Activity
The line containing "What data populates" and every line after it through the end of the records: return those exactly, and nothing more.

Data items
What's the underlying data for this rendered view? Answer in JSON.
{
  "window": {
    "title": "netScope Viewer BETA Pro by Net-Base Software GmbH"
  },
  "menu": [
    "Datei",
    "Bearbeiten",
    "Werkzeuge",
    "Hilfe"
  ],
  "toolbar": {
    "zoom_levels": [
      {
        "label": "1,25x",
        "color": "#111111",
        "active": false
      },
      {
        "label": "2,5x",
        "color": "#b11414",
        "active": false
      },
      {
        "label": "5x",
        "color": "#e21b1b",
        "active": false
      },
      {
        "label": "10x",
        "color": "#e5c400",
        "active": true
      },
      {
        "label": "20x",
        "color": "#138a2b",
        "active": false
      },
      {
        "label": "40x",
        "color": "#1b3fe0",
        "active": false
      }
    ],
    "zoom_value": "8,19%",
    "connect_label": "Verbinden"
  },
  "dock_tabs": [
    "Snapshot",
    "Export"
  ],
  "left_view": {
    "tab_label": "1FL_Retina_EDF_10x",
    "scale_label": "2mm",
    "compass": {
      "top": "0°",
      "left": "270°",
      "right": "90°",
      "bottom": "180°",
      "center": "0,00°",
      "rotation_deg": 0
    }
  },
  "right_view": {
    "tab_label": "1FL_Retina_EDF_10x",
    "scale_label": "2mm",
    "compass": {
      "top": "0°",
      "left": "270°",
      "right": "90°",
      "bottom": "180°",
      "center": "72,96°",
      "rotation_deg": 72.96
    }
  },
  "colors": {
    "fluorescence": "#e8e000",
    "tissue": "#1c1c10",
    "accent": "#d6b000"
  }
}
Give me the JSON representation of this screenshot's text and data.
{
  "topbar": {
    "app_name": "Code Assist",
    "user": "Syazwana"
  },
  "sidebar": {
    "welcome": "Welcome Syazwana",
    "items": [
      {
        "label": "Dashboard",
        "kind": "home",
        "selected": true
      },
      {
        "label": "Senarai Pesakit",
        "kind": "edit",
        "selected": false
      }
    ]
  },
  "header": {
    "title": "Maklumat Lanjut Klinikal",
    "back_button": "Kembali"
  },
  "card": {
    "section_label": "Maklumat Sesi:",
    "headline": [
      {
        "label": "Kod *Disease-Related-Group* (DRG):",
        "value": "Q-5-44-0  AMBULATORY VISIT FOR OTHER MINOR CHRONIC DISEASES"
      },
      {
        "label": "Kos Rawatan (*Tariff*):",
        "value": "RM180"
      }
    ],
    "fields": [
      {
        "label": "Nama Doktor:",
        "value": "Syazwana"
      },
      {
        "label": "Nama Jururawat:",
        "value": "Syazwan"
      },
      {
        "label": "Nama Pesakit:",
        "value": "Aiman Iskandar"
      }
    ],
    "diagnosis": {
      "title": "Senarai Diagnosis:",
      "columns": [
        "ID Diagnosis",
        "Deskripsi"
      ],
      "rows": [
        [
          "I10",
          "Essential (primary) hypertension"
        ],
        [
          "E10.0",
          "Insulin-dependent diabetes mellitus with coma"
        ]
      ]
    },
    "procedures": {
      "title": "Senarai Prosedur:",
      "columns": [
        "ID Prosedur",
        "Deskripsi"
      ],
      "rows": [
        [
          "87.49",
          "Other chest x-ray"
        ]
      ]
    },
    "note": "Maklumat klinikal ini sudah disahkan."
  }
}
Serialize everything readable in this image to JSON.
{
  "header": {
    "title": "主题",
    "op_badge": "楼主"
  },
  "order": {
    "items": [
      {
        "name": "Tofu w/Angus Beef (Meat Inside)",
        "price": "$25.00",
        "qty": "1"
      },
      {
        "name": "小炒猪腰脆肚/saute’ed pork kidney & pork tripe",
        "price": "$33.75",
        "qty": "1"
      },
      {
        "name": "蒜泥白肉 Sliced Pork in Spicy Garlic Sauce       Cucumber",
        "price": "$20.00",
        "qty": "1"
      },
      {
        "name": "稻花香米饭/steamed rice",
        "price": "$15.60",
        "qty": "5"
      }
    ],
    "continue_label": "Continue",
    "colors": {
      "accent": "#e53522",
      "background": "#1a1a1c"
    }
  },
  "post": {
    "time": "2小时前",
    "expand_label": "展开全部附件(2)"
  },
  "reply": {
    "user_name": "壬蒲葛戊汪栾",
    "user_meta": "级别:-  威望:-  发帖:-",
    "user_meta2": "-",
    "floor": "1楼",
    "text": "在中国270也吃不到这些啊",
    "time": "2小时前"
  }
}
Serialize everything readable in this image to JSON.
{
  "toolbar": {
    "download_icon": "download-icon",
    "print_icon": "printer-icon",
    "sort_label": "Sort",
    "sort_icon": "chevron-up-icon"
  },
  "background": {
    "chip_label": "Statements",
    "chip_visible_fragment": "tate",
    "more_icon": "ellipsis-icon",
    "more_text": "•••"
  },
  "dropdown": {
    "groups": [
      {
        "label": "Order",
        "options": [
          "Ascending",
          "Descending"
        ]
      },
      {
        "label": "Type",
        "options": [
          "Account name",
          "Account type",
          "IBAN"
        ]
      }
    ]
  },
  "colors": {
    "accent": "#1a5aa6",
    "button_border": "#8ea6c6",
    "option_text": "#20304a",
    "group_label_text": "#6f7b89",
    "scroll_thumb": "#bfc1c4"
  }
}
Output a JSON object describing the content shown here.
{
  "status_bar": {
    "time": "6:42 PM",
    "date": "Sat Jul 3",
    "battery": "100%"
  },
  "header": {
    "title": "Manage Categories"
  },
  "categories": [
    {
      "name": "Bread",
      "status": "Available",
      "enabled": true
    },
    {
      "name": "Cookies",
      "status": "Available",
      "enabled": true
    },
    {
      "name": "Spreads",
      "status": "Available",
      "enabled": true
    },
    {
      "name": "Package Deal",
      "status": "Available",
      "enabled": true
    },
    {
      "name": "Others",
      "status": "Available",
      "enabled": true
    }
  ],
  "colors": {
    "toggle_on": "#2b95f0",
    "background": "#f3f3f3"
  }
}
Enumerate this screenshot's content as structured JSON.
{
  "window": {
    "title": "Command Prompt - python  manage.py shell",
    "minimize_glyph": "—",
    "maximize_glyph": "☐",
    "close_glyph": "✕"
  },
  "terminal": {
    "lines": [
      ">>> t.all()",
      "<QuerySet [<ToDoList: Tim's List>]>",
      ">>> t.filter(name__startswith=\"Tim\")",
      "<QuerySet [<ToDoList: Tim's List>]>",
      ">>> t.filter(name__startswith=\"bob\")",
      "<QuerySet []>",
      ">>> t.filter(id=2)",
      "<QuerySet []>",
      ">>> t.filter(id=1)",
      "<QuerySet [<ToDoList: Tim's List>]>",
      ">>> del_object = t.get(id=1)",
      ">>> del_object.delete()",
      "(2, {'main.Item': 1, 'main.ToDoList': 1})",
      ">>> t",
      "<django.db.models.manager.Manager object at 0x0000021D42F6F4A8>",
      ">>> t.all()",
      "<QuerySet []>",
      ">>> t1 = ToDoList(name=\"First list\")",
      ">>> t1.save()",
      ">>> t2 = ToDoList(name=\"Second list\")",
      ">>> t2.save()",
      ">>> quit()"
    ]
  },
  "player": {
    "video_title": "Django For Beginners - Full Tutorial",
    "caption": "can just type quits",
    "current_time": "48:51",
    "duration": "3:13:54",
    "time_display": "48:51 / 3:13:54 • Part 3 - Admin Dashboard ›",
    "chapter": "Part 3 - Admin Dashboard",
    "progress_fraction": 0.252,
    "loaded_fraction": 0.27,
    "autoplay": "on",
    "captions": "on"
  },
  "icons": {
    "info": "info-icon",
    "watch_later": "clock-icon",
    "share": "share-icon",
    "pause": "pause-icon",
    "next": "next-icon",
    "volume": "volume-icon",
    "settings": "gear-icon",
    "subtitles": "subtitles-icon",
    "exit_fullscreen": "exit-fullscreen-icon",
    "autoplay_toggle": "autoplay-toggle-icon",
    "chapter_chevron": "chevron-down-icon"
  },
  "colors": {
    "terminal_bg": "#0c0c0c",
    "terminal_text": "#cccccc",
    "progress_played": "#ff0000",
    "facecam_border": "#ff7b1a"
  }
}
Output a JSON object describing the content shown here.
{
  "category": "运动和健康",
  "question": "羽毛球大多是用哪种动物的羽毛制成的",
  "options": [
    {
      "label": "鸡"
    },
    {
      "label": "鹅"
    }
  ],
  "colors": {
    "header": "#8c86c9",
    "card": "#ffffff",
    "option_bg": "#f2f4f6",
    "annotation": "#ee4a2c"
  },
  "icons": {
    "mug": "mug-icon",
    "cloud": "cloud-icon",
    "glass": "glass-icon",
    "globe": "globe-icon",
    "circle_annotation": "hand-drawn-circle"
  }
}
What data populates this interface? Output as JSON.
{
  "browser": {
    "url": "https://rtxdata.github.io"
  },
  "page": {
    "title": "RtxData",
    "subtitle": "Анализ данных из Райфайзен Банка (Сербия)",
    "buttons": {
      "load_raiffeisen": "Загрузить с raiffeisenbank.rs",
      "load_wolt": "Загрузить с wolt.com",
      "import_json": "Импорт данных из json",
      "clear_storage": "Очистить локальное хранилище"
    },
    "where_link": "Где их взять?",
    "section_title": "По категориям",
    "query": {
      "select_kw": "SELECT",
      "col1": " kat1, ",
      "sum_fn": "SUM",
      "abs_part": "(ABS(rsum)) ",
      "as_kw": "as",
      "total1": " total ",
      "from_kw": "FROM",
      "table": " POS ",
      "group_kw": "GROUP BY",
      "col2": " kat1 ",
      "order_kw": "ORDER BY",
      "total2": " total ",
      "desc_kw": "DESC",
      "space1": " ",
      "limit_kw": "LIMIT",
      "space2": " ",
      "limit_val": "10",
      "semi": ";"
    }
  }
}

Exercise result
What data populates this interface? Output as JSON.
{
  "browser": {
    "url": "https://rtxdata.github.io"
  },
  "page": {
    "title": "RtxData",
    "subtitle": "Анализ данных из Райфайзен Банка (Сербия)",
    "buttons": {
      "load_raiffeisen": "Загрузить с raiffeisenbank.rs",
      "load_wolt": "Загрузить с wolt.com",
      "import_json": "Импорт данных из json",
      "clear_storage": "Очистить локальное хранилище"
    },
    "where_link": "Где их взять?",
    "section_title": "По категориям",
    "query": {
      "select_kw": "SELECT",
      "col1": " kat1, ",
      "sum_fn": "SUM",
      "abs_part": "(ABS(rsum)) ",
      "as_kw": "as",
      "total1": " total ",
      "from_kw": "FROM",
      "table": " POS ",
      "group_kw": "GROUP BY",
      "col2": " kat1 ",
      "order_kw": "ORDER BY",
      "total2": " total ",
      "desc_kw": "DESC",
      "space1": " ",
      "limit_kw": "LIMIT",
      "space2": " ",
      "limit_val": "10",
      "semi": ";"
    }
  }
}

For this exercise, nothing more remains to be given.